ACTIVITY:
Scan the entries below. Return every line that includes "setup".

(App and web page records)
········

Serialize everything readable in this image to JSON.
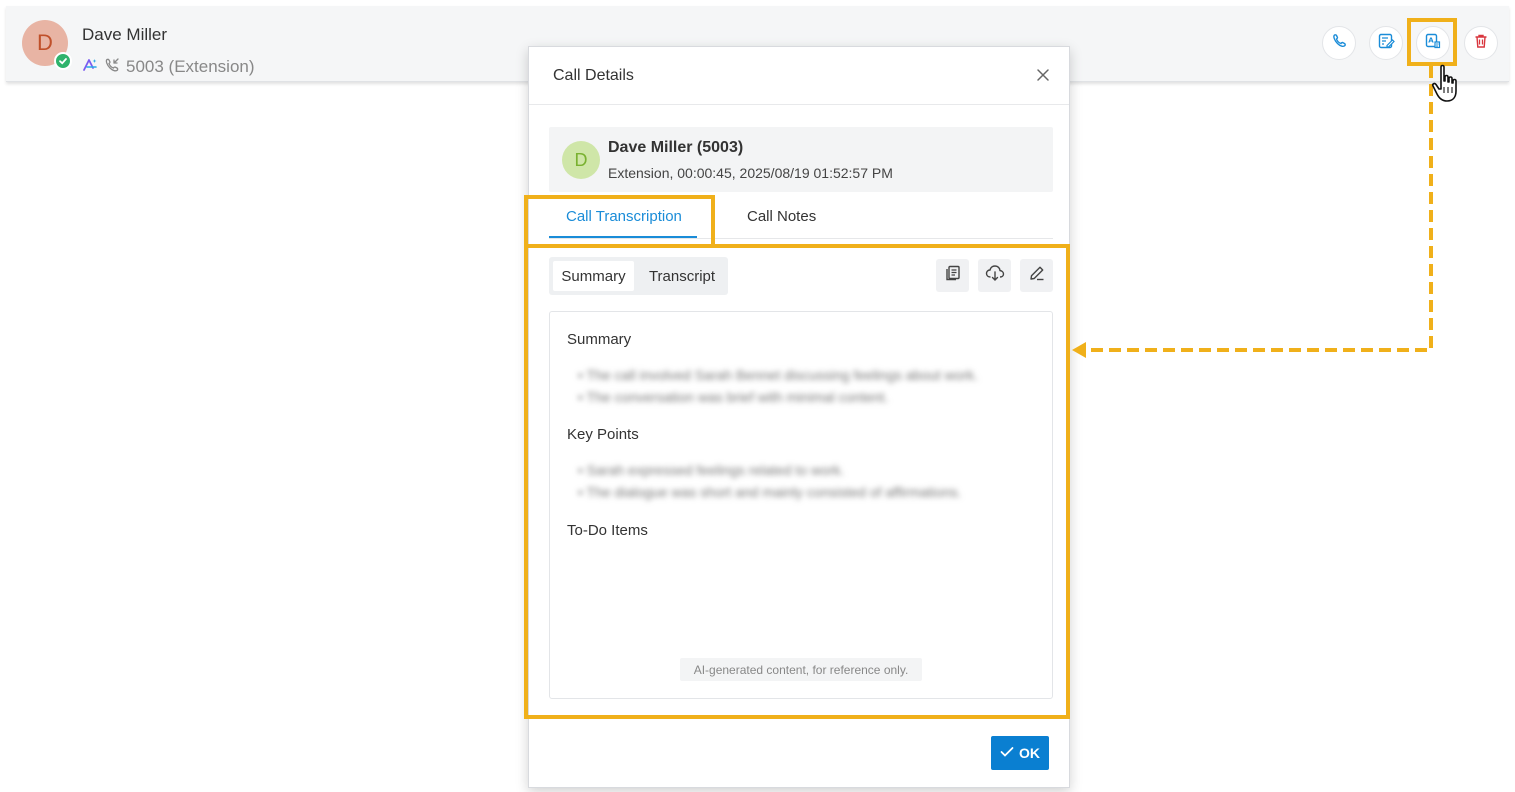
{
  "contact": {
    "avatar_letter": "D",
    "name": "Dave Miller",
    "extension_text": "5003 (Extension)",
    "presence_color": "#2fb36c",
    "actions": [
      {
        "icon": "phone-icon"
      },
      {
        "icon": "edit-note-icon"
      },
      {
        "icon": "ai-transcription-icon"
      },
      {
        "icon": "trash-icon"
      }
    ]
  },
  "dialog": {
    "title": "Call Details",
    "caller": {
      "avatar_letter": "D",
      "name": "Dave Miller (5003)",
      "meta": "Extension, 00:00:45, 2025/08/19 01:52:57 PM"
    },
    "tabs": [
      "Call Transcription",
      "Call Notes"
    ],
    "active_tab": "Call Transcription",
    "segments": [
      "Summary",
      "Transcript"
    ],
    "active_segment": "Summary",
    "tools": [
      "copy-icon",
      "cloud-download-icon",
      "edit-icon"
    ],
    "content": {
      "summary_title": "Summary",
      "summary_items": [
        "The call involved Sarah Bennet discussing feelings about work.",
        "The conversation was brief with minimal content."
      ],
      "key_points_title": "Key Points",
      "key_points_items": [
        "Sarah expressed feelings related to work.",
        "The dialogue was short and mainly consisted of affirmations."
      ],
      "todo_title": "To-Do Items",
      "ai_note": "AI-generated content, for reference only."
    },
    "ok_label": "OK"
  },
  "colors": {
    "accent": "#1a8cd8",
    "highlight": "#f0b01a",
    "ok_button": "#0a7fd1",
    "delete": "#d9363e"
  }
}
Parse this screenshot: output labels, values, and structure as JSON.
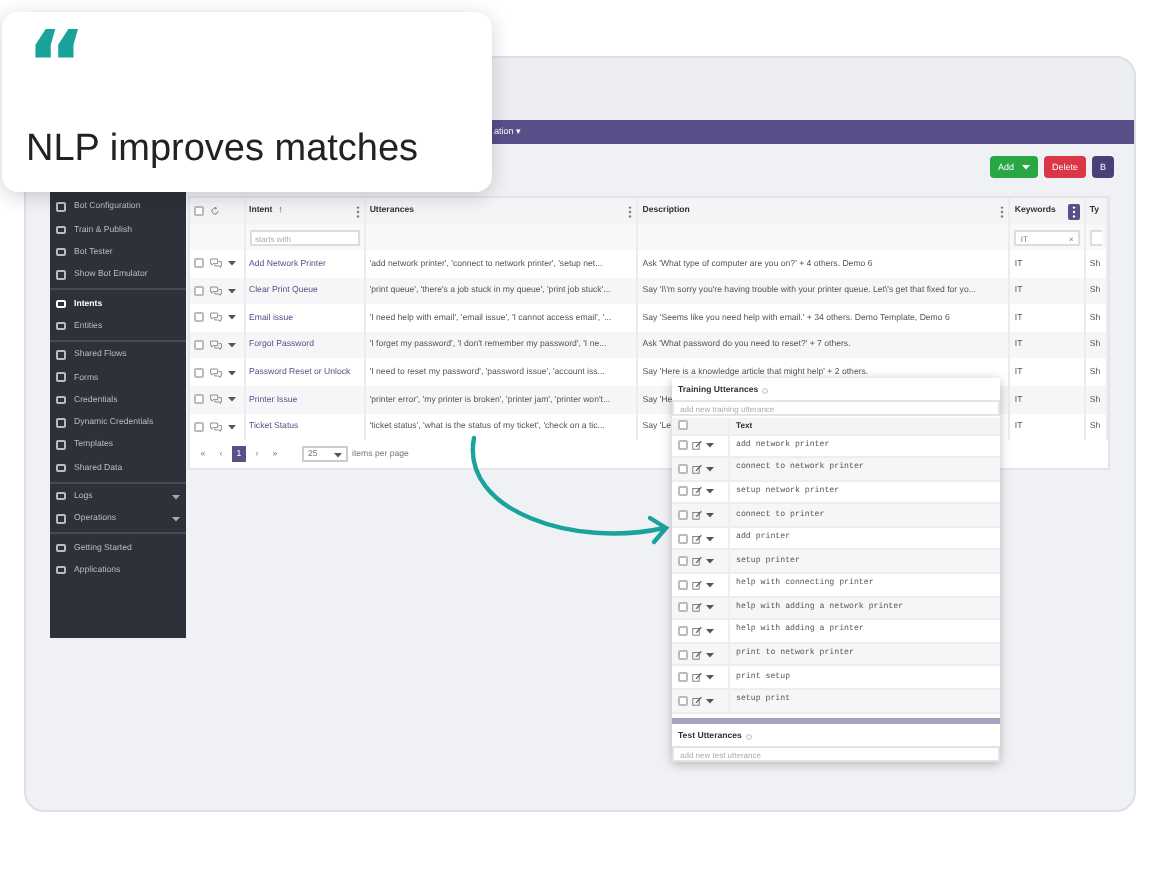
{
  "callout": {
    "quote_mark": "“",
    "text": "NLP improves matches"
  },
  "header_bar": {
    "text": "ation ▾"
  },
  "toolbar": [
    {
      "label": "Add",
      "kind": "split-success"
    },
    {
      "label": "Delete",
      "kind": "danger"
    },
    {
      "label": "B",
      "kind": "primary"
    }
  ],
  "sidebar": {
    "groups": [
      [
        {
          "label": "Bot Configuration",
          "selected": false
        },
        {
          "label": "Train & Publish",
          "selected": false
        },
        {
          "label": "Bot Tester",
          "selected": false
        },
        {
          "label": "Show Bot Emulator",
          "selected": false
        }
      ],
      [
        {
          "label": "Intents",
          "selected": true
        },
        {
          "label": "Entities",
          "selected": false
        }
      ],
      [
        {
          "label": "Shared Flows",
          "selected": false
        },
        {
          "label": "Forms",
          "selected": false
        },
        {
          "label": "Credentials",
          "selected": false
        },
        {
          "label": "Dynamic Credentials",
          "selected": false
        },
        {
          "label": "Templates",
          "selected": false
        },
        {
          "label": "Shared Data",
          "selected": false
        }
      ],
      [
        {
          "label": "Logs",
          "selected": false,
          "expandable": true
        },
        {
          "label": "Operations",
          "selected": false,
          "expandable": true
        }
      ],
      [
        {
          "label": "Getting Started",
          "selected": false
        },
        {
          "label": "Applications",
          "selected": false
        }
      ]
    ]
  },
  "table": {
    "select_all_checked": false,
    "columns": [
      {
        "label": "Intent",
        "sort": "↑",
        "menu": true,
        "menu_highlighted": false
      },
      {
        "label": "Utterances",
        "menu": true,
        "menu_highlighted": false
      },
      {
        "label": "Description",
        "menu": true,
        "menu_highlighted": false
      },
      {
        "label": "Keywords",
        "menu": true,
        "menu_highlighted": true
      },
      {
        "label": "Ty",
        "menu": false
      }
    ],
    "filters": {
      "intent": {
        "placeholder": "starts with"
      },
      "keywords": {
        "value": "IT",
        "clear": "×"
      }
    },
    "rows": [
      {
        "checked": false,
        "intent": "Add Network Printer",
        "utterances": "'add network printer', 'connect to network printer', 'setup net...",
        "description": "Ask 'What type of computer are you on?' + 4 others. Demo 6",
        "keywords": "IT",
        "type": "Sh"
      },
      {
        "checked": false,
        "intent": "Clear Print Queue",
        "utterances": "'print queue', 'there's a job stuck in my queue', 'print job stuck'...",
        "description": "Say 'I\\'m sorry you're having trouble with your printer queue. Let\\'s get that fixed for yo...",
        "keywords": "IT",
        "type": "Sh"
      },
      {
        "checked": false,
        "intent": "Email issue",
        "utterances": "'I need help with email', 'email issue', 'I cannot access email', '...",
        "description": "Say 'Seems like you need help with email.' + 34 others. Demo Template, Demo 6",
        "keywords": "IT",
        "type": "Sh"
      },
      {
        "checked": false,
        "intent": "Forgot Password",
        "utterances": "'I forget my password', 'I don't remember my password', 'I ne...",
        "description": "Ask 'What password do you need to reset?' + 7 others.",
        "keywords": "IT",
        "type": "Sh"
      },
      {
        "checked": false,
        "intent": "Password Reset or Unlock",
        "utterances": "'I need to reset my password', 'password issue', 'account iss...",
        "description": "Say 'Here is a knowledge article that might help' + 2 others.",
        "keywords": "IT",
        "type": "Sh"
      },
      {
        "checked": false,
        "intent": "Printer Issue",
        "utterances": "'printer error', 'my printer is broken', 'printer jam', 'printer won't...",
        "description": "Say 'He",
        "keywords": "IT",
        "type": "Sh"
      },
      {
        "checked": false,
        "intent": "Ticket Status",
        "utterances": "'ticket status', 'what is the status of my ticket', 'check on a tic...",
        "description": "Say 'Le",
        "keywords": "IT",
        "type": "Sh"
      }
    ],
    "pagination": {
      "first": "«",
      "prev": "‹",
      "pages": [
        {
          "label": "1",
          "selected": true
        }
      ],
      "next": "›",
      "last": "»",
      "page_size": "25",
      "suffix": "items per page"
    }
  },
  "popup": {
    "title": "Training Utterances",
    "placeholder": "add new training utterance",
    "column": "Text",
    "select_all_checked": false,
    "rows": [
      {
        "text": "add network printer",
        "checked": false
      },
      {
        "text": "connect to network printer",
        "checked": false
      },
      {
        "text": "setup network printer",
        "checked": false
      },
      {
        "text": "connect to printer",
        "checked": false
      },
      {
        "text": "add printer",
        "checked": false
      },
      {
        "text": "setup printer",
        "checked": false
      },
      {
        "text": "help with connecting printer",
        "checked": false
      },
      {
        "text": "help with adding a network printer",
        "checked": false
      },
      {
        "text": "help with adding a printer",
        "checked": false
      },
      {
        "text": "print to network printer",
        "checked": false
      },
      {
        "text": "print setup",
        "checked": false
      },
      {
        "text": "setup print",
        "checked": false
      }
    ],
    "test_title": "Test Utterances",
    "test_placeholder": "add new test utterance"
  }
}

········

COMPLETED TASK:
        "utterances": "'add network printer', 'connect to network printer', 'setup net...",
        "text": "setup network printer",
        "text": "setup printer",
        "text": "print setup",
        "text": "setup print",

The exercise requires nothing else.